Bush takes heat on slow response to climate change
President Bush came under fire this week for failing to do enough to stem the growth of climate change–causing pollution. In an attempt to quell criticism that the U.S. is dragging its feet on the issue, Bush on Wednesday announced a "long-term" goal to reduce greenhouse gas emissions by 2025 and to boost investment in alternative energy sources—from nuclear and "clean" coal to renewable solar and wind power. World and environmental leaders were not impressed. A Chinese official called the plan too little, too late and Germany's environment minister, Sigmar Gabriel, called it "losership, not leadership." Eileen Claussen, president of the Pew Center on Global Climate Change agreed. "The only good news is that this is irrelevant—both in the U.S. and globally—because this administration has only nine months left in office," she said, "and we have three presidential candidates who will take this issue seriously." (Der Spiegel, AP)
This is your pain on dope: Study confirms marijuana's soothing effect
University of California, Davis, researchers report in the online edition of the Journal of Pain that they confirmed that pot can ease pain caused by nerve damage. The scientists asked 38 patients suffering neuropathic (nerve damage) pain from diabetes, spinal injury, multiple sclerosis and other causes to take hits on joints that were placebos or contained THC (tetrahydrocannabinol, the active ingredient in marijuana that binds to specific brain receptors called cannabinoids). Those who toked on the THC-laced cigs reported dramatic relief that lasted over five hours.

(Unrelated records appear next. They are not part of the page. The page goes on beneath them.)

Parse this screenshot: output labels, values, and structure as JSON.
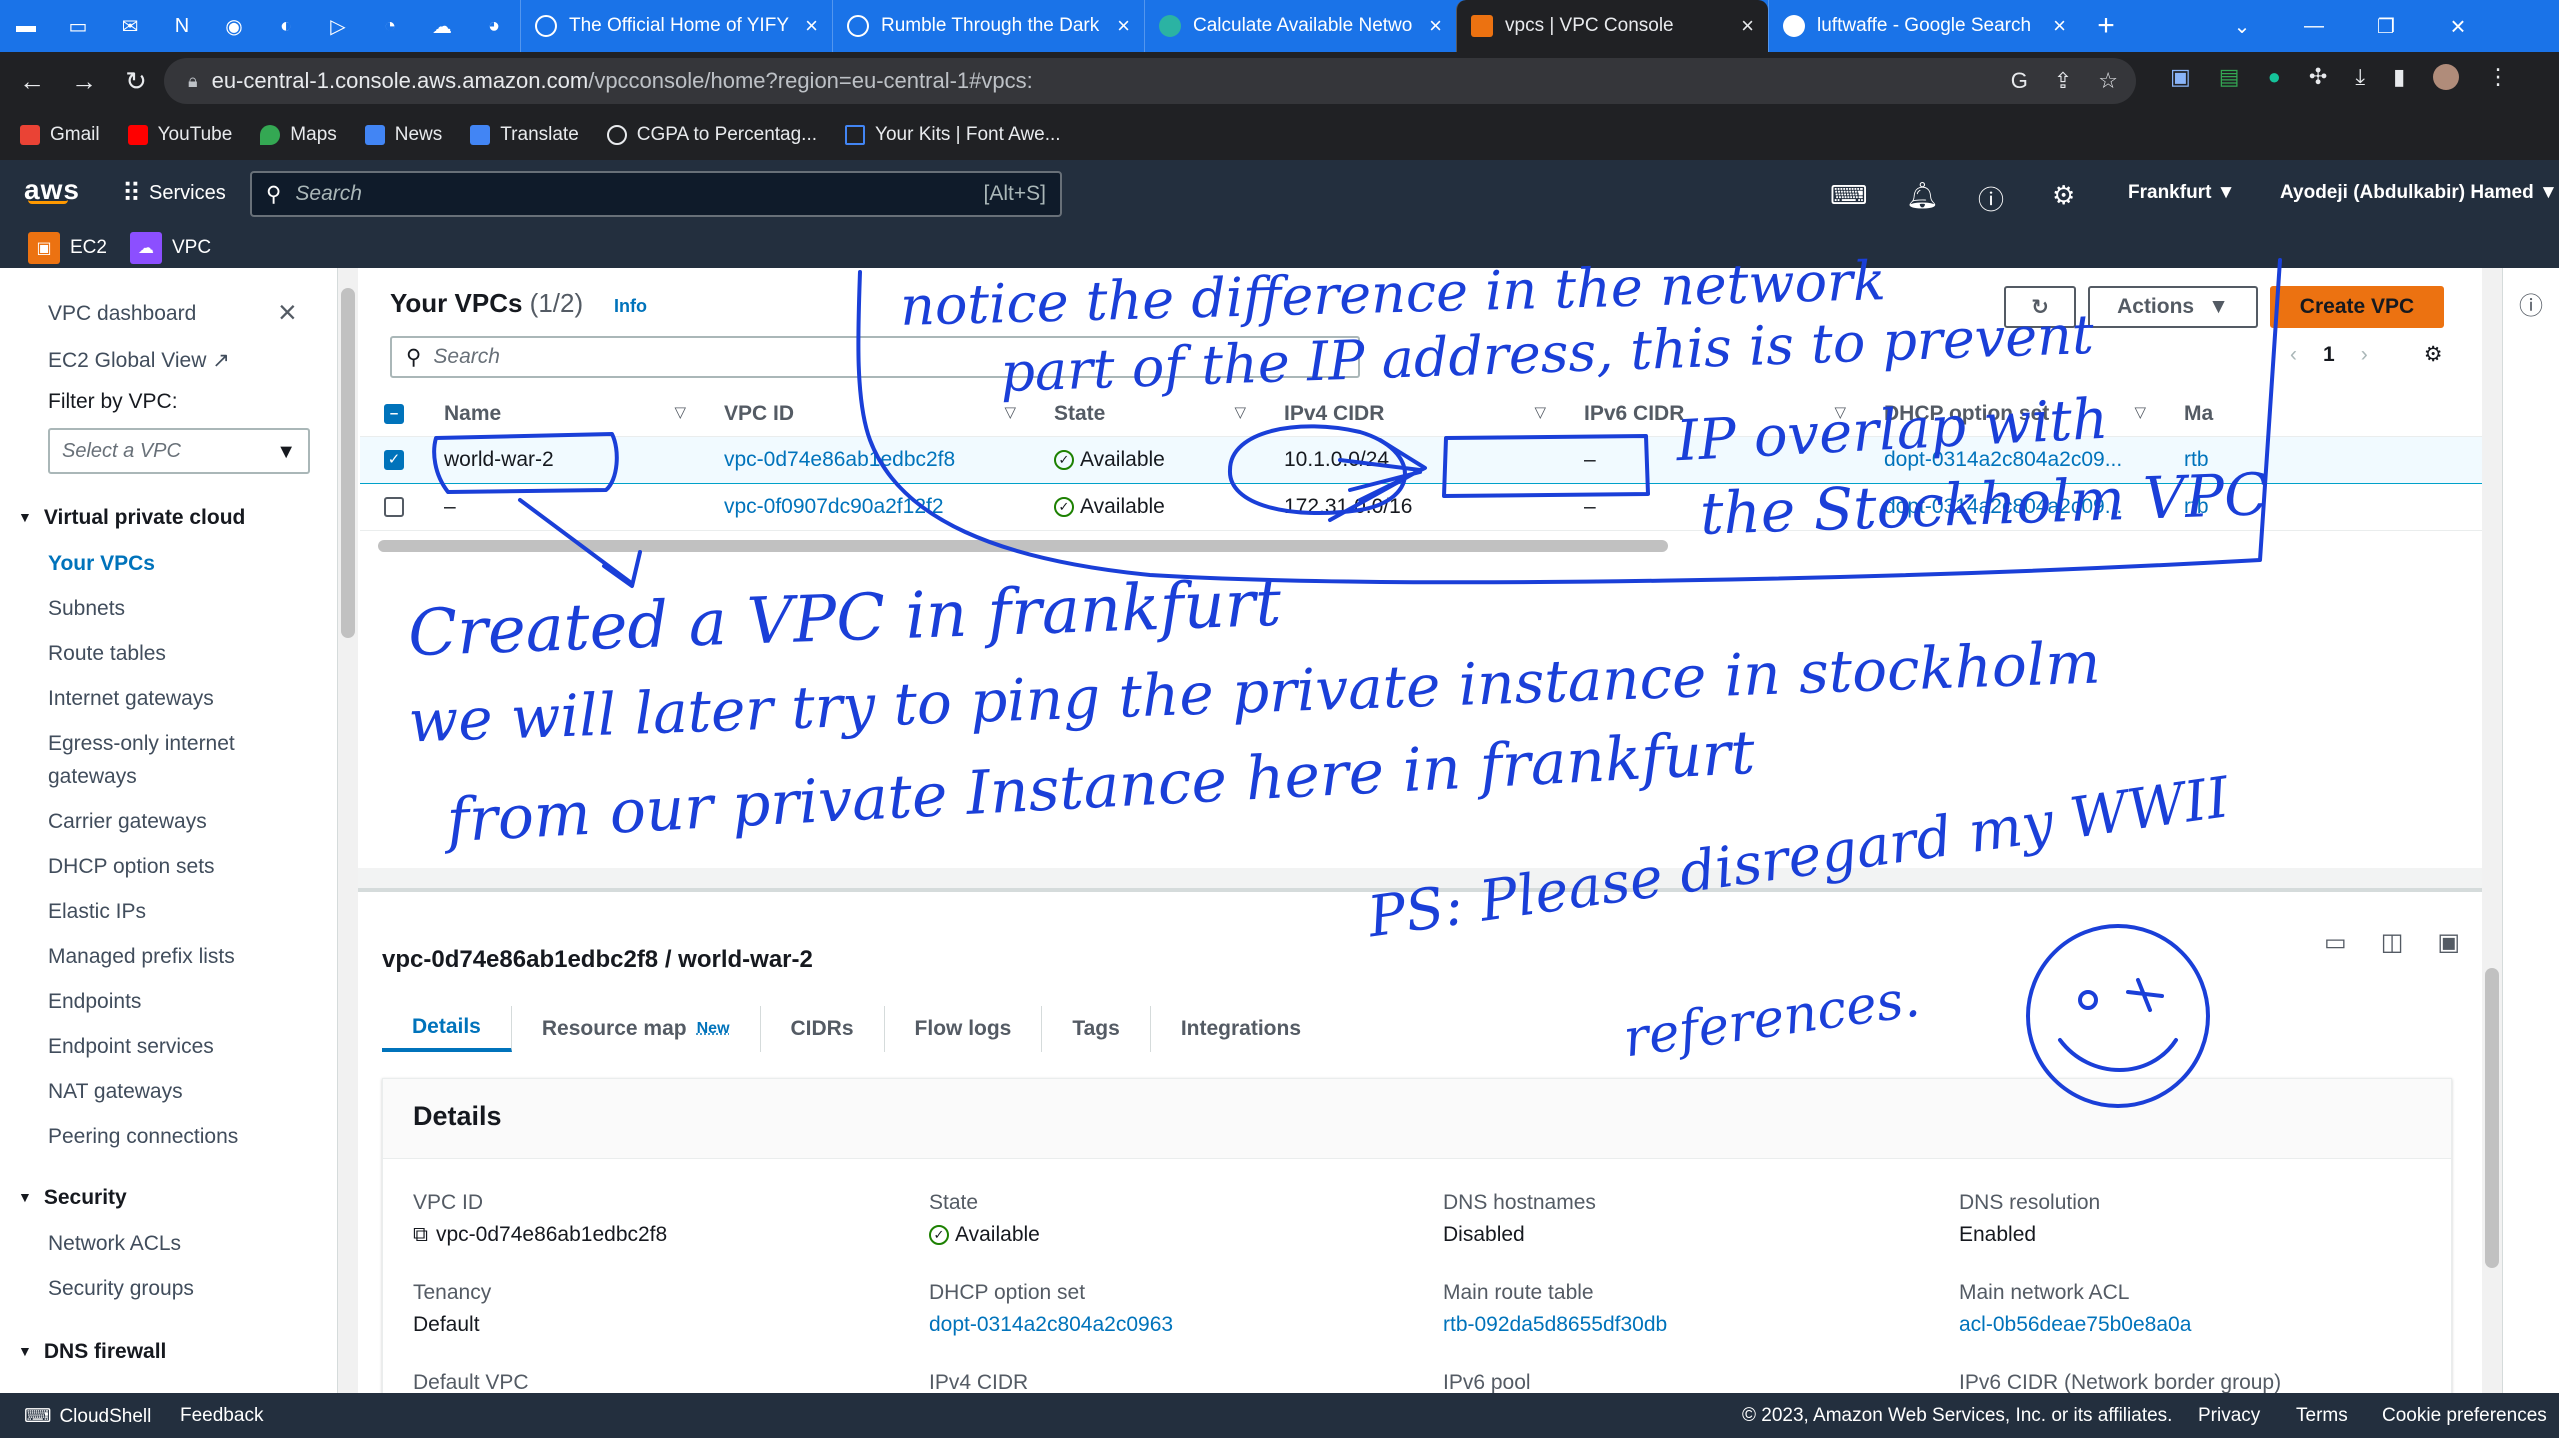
{
  "browser": {
    "tabs": [
      {
        "title": "The Official Home of YIFY",
        "active": false
      },
      {
        "title": "Rumble Through the Dark",
        "active": false
      },
      {
        "title": "Calculate Available Netwo",
        "active": false
      },
      {
        "title": "vpcs | VPC Console",
        "active": true
      },
      {
        "title": "luftwaffe - Google Search",
        "active": false
      }
    ],
    "url_host": "eu-central-1.console.aws.amazon.com",
    "url_path": "/vpcconsole/home?region=eu-central-1#vpcs:",
    "bookmarks": [
      "Gmail",
      "YouTube",
      "Maps",
      "News",
      "Translate",
      "CGPA to Percentag...",
      "Your Kits | Font Awe..."
    ]
  },
  "aws": {
    "logo": "aws",
    "services_label": "Services",
    "search_placeholder": "Search",
    "search_shortcut": "[Alt+S]",
    "region": "Frankfurt",
    "account": "Ayodeji (Abdulkabir) Hamed",
    "favorites": [
      "EC2",
      "VPC"
    ]
  },
  "sidebar": {
    "dashboard": "VPC dashboard",
    "global_view": "EC2 Global View",
    "filter_label": "Filter by VPC:",
    "filter_placeholder": "Select a VPC",
    "section_vpc": "Virtual private cloud",
    "items": [
      "Your VPCs",
      "Subnets",
      "Route tables",
      "Internet gateways",
      "Egress-only internet",
      "gateways",
      "Carrier gateways",
      "DHCP option sets",
      "Elastic IPs",
      "Managed prefix lists",
      "Endpoints",
      "Endpoint services",
      "NAT gateways",
      "Peering connections"
    ],
    "section_security": "Security",
    "security_items": [
      "Network ACLs",
      "Security groups"
    ],
    "section_dns": "DNS firewall"
  },
  "vpc_list": {
    "title": "Your VPCs",
    "count": "(1/2)",
    "info": "Info",
    "actions_label": "Actions",
    "create_label": "Create VPC",
    "search_placeholder": "Search",
    "page": "1",
    "columns": [
      "Name",
      "VPC ID",
      "State",
      "IPv4 CIDR",
      "IPv6 CIDR",
      "DHCP option set",
      "Ma"
    ],
    "rows": [
      {
        "name": "world-war-2",
        "vpc_id": "vpc-0d74e86ab1edbc2f8",
        "state": "Available",
        "ipv4": "10.1.0.0/24",
        "ipv6": "–",
        "dhcp": "dopt-0314a2c804a2c09...",
        "main": "rtb",
        "selected": true
      },
      {
        "name": "–",
        "vpc_id": "vpc-0f0907dc90a2f12f2",
        "state": "Available",
        "ipv4": "172.31.0.0/16",
        "ipv6": "–",
        "dhcp": "dopt-0314a2c804a2c09...",
        "main": "rtb",
        "selected": false
      }
    ]
  },
  "details": {
    "heading": "vpc-0d74e86ab1edbc2f8 / world-war-2",
    "tabs": [
      "Details",
      "Resource map",
      "CIDRs",
      "Flow logs",
      "Tags",
      "Integrations"
    ],
    "new_badge": "New",
    "card_title": "Details",
    "fields": {
      "vpc_id": {
        "label": "VPC ID",
        "value": "vpc-0d74e86ab1edbc2f8"
      },
      "state": {
        "label": "State",
        "value": "Available"
      },
      "dns_hostnames": {
        "label": "DNS hostnames",
        "value": "Disabled"
      },
      "dns_resolution": {
        "label": "DNS resolution",
        "value": "Enabled"
      },
      "tenancy": {
        "label": "Tenancy",
        "value": "Default"
      },
      "dhcp": {
        "label": "DHCP option set",
        "value": "dopt-0314a2c804a2c0963"
      },
      "main_rt": {
        "label": "Main route table",
        "value": "rtb-092da5d8655df30db"
      },
      "main_acl": {
        "label": "Main network ACL",
        "value": "acl-0b56deae75b0e8a0a"
      },
      "default_vpc": {
        "label": "Default VPC"
      },
      "ipv4_cidr": {
        "label": "IPv4 CIDR"
      },
      "ipv6_pool": {
        "label": "IPv6 pool"
      },
      "ipv6_cidr_nbg": {
        "label": "IPv6 CIDR (Network border group)"
      }
    }
  },
  "footer": {
    "cloudshell": "CloudShell",
    "feedback": "Feedback",
    "copyright": "© 2023, Amazon Web Services, Inc. or its affiliates.",
    "privacy": "Privacy",
    "terms": "Terms",
    "cookies": "Cookie preferences"
  },
  "annotations": {
    "note1_line1": "notice the difference in the network",
    "note1_line2": "part of the IP address, this is to prevent",
    "note1_line3": "IP overlap with",
    "note1_line4": "the Stockholm VPC",
    "note2_line1": "Created a VPC in frankfurt",
    "note2_line2": "we will later try to ping the private instance in stockholm",
    "note2_line3": "from our private Instance here in frankfurt",
    "note3_line1": "PS: Please disregard my WWII",
    "note3_line2": "references."
  },
  "colors": {
    "ink": "#1a3fd8",
    "aws_dark": "#232f3e",
    "accent": "#ec7211",
    "link": "#0073bb",
    "available": "#1d8102"
  }
}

Researchers Barth Wilsey and colleagues said the side effects "were relatively inconsequential" and "psychoactive effects were minimal and well-tolerated." The results were released on the same day that Rep. Barney Frank (D–Mass.) introduced legislation that calls for dropping federal criminal penalties for the possession of up to 100 grams (3.5 ounces) of marijuana and for the not-for-profit transfer of up an ounce of weed. "Congressman Frank's bill represents a major step toward sanity in federal marijuana policy,'' said Aaron Houston, government relations director of the Marijuana Policy Project in Washington, D.C. "The decades-long federal war on marijuana protects no one and, in fact, has ruined countless lives. Most Americans do not believe that simple possession of a small amount of marijuana should be a criminal matter, and it's time Congress listened to voters."